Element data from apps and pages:
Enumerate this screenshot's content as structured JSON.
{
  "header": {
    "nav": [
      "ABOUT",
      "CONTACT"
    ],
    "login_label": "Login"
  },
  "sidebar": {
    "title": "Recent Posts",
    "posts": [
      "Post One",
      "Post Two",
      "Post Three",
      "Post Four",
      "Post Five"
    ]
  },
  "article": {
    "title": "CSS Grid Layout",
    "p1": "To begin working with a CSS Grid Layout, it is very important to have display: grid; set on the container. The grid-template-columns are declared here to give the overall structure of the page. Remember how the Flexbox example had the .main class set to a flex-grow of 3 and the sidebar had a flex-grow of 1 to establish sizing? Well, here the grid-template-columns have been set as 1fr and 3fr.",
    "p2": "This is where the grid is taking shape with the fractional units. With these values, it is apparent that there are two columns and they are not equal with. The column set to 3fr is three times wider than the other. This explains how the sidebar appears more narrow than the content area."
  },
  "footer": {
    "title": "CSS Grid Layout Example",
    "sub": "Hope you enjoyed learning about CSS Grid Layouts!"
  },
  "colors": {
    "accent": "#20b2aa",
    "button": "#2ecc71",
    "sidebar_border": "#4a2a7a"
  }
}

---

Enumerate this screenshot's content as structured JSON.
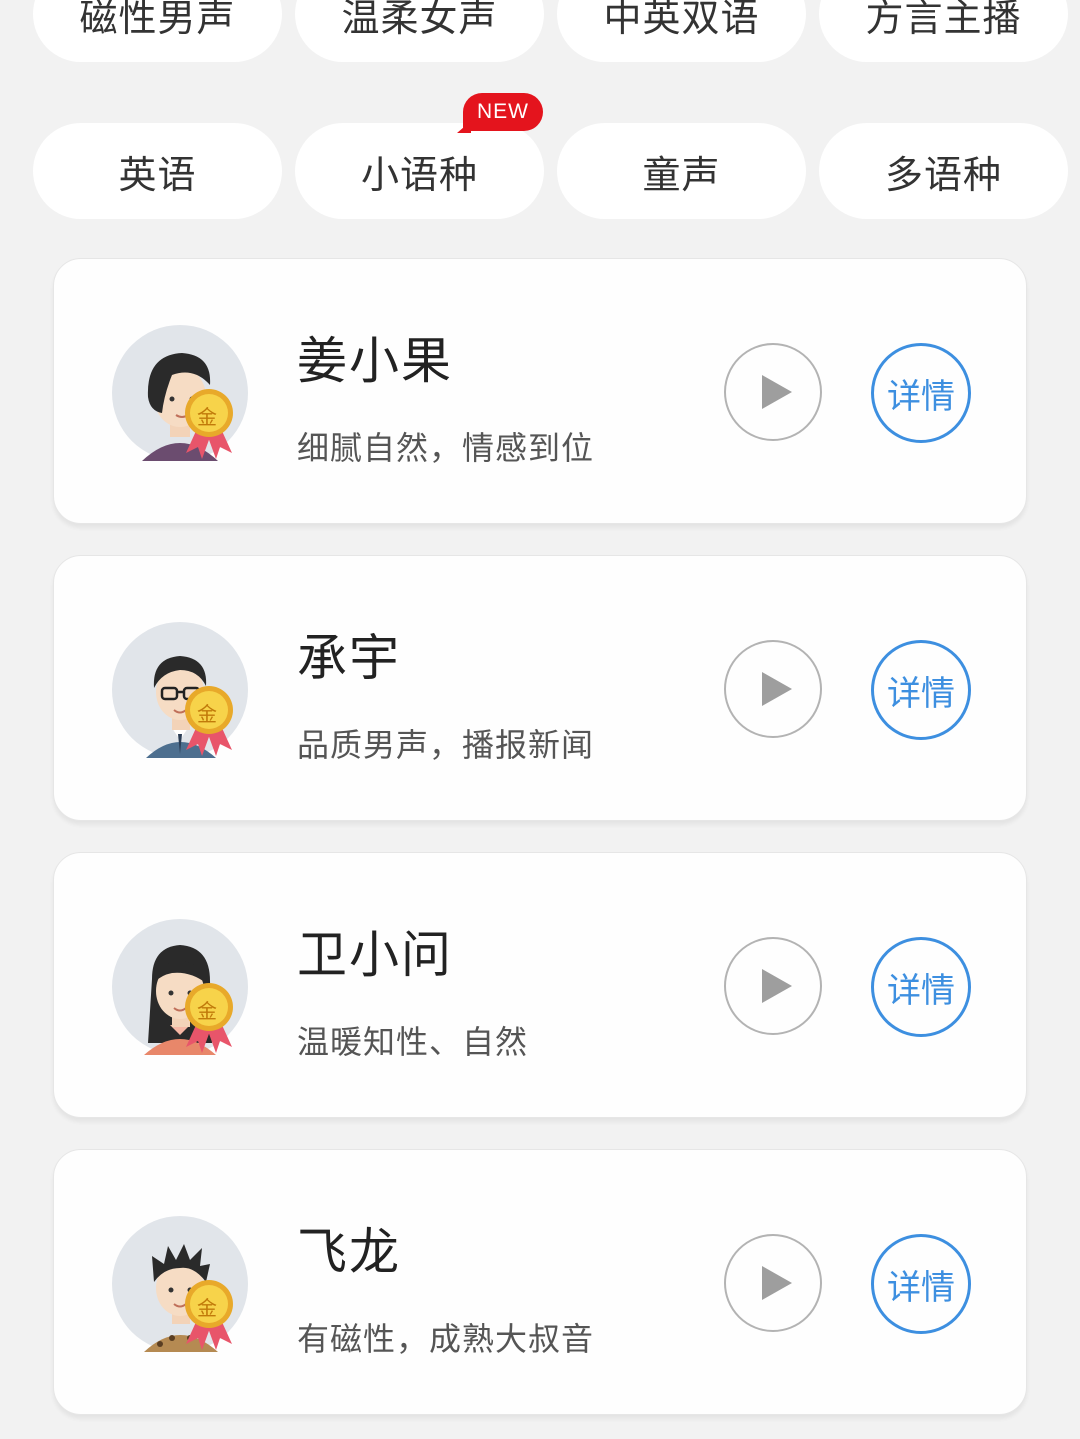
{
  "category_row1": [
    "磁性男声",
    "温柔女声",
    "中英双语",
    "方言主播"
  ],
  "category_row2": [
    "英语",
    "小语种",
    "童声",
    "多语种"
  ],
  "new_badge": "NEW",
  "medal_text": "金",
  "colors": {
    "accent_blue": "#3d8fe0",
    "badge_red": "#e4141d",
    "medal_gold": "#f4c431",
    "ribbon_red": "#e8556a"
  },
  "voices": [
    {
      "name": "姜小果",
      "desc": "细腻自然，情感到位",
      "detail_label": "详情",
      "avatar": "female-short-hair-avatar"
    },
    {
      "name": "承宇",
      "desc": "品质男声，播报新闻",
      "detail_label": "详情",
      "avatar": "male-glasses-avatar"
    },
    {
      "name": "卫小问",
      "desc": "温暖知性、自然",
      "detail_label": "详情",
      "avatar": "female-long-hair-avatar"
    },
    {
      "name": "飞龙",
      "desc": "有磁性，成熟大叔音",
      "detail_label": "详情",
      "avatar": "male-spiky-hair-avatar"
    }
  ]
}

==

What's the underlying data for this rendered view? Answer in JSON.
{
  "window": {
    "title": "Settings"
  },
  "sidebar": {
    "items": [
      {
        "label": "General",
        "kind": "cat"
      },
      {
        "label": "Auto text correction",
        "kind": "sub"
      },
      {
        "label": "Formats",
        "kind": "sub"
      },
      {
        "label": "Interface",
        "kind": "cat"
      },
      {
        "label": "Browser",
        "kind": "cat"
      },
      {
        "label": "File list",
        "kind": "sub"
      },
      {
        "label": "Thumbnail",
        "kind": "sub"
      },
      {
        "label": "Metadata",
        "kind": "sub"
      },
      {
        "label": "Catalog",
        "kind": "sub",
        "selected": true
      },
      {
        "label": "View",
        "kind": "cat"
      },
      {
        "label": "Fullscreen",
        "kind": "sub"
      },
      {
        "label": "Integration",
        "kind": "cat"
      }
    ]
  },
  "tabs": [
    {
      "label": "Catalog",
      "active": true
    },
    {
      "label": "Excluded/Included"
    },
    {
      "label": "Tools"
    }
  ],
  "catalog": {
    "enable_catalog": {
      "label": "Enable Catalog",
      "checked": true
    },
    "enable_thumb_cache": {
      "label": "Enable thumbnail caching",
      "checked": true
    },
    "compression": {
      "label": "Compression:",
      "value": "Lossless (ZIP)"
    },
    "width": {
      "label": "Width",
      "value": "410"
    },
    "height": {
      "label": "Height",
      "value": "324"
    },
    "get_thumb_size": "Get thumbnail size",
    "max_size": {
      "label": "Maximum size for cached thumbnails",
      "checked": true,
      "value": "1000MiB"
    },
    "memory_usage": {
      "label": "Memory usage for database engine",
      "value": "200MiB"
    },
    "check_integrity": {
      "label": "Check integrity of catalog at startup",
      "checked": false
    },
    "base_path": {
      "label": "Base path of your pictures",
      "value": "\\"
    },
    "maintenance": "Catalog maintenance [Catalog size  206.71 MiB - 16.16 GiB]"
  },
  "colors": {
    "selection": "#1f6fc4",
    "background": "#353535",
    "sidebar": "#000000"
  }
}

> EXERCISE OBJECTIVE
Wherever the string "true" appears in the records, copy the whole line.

> WRITTEN REPLY
        "selected": true
      "active": true
      "checked": true
      "checked": true
      "checked": true,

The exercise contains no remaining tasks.